* _Page and application data records_:
+--

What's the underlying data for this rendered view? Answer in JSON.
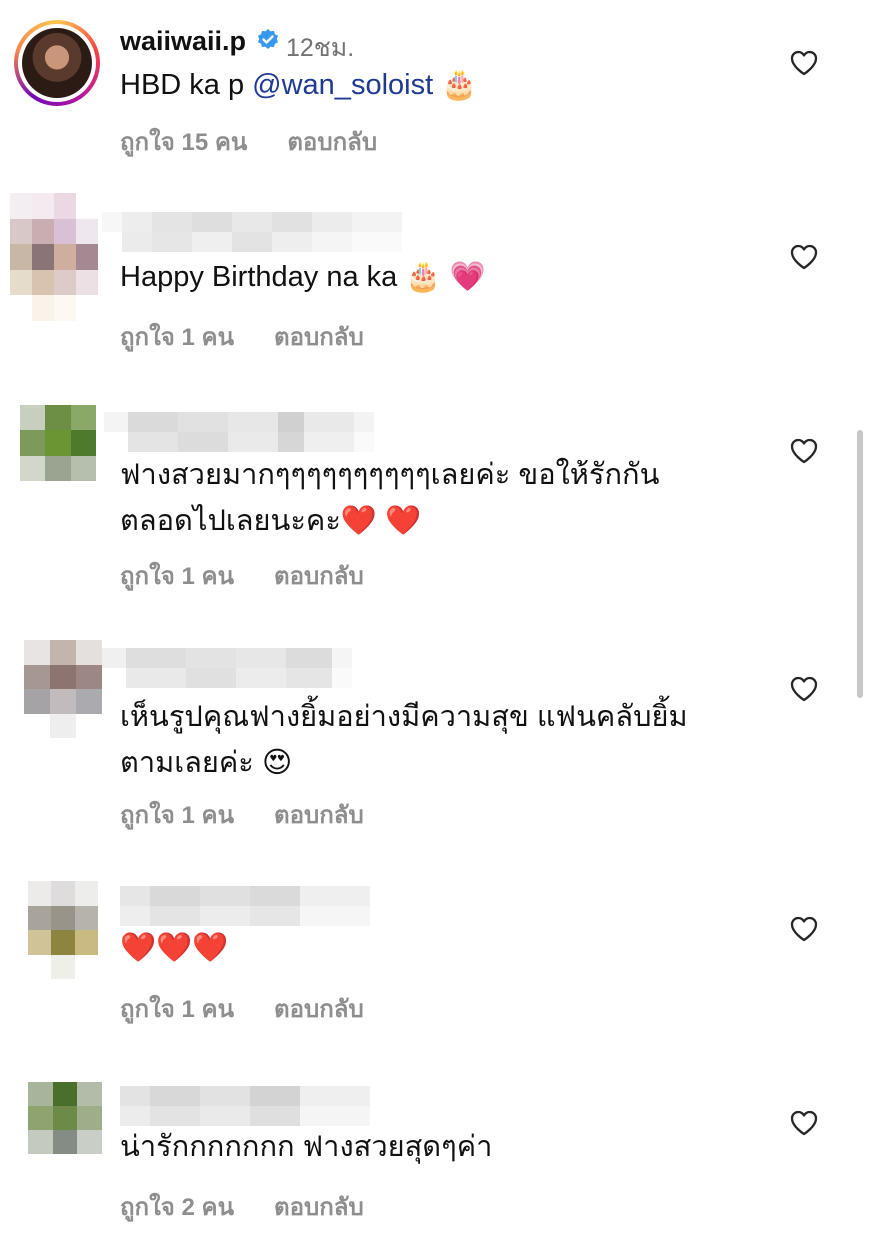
{
  "comments": [
    {
      "username": "waiiwaii.p",
      "time": "12ชม.",
      "text_pre": "HBD ka p ",
      "mention": "@wan_soloist",
      "emoji": "🎂",
      "likes": "ถูกใจ 15 คน",
      "reply": "ตอบกลับ"
    },
    {
      "text": "Happy Birthday na ka 🎂 💗",
      "likes": "ถูกใจ 1 คน",
      "reply": "ตอบกลับ"
    },
    {
      "text_line1": "ฟางสวยมากๆๆๆๆๆๆๆๆๆๆเลยค่ะ ขอให้รักกัน",
      "text_line2": "ตลอดไปเลยนะคะ❤️ ❤️",
      "likes": "ถูกใจ 1 คน",
      "reply": "ตอบกลับ"
    },
    {
      "text_line1": "เห็นรูปคุณฟางยิ้มอย่างมีความสุข แฟนคลับยิ้ม",
      "text_line2": "ตามเลยค่ะ 😍",
      "likes": "ถูกใจ 1 คน",
      "reply": "ตอบกลับ"
    },
    {
      "text": "❤️❤️❤️",
      "likes": "ถูกใจ 1 คน",
      "reply": "ตอบกลับ"
    },
    {
      "text": "น่ารักกกกกกก ฟางสวยสุดๆค่า",
      "likes": "ถูกใจ 2 คน",
      "reply": "ตอบกลับ"
    }
  ],
  "icons": {
    "like": "heart-outline-icon",
    "verified": "verified-badge-icon"
  },
  "colors": {
    "mention": "#1f3a93",
    "meta": "#8e8e8e",
    "verified": "#3897f0"
  }
}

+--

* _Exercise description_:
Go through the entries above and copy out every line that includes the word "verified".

* _Task answer_:
    "verified": "verified-badge-icon"
    "verified": "#3897f0"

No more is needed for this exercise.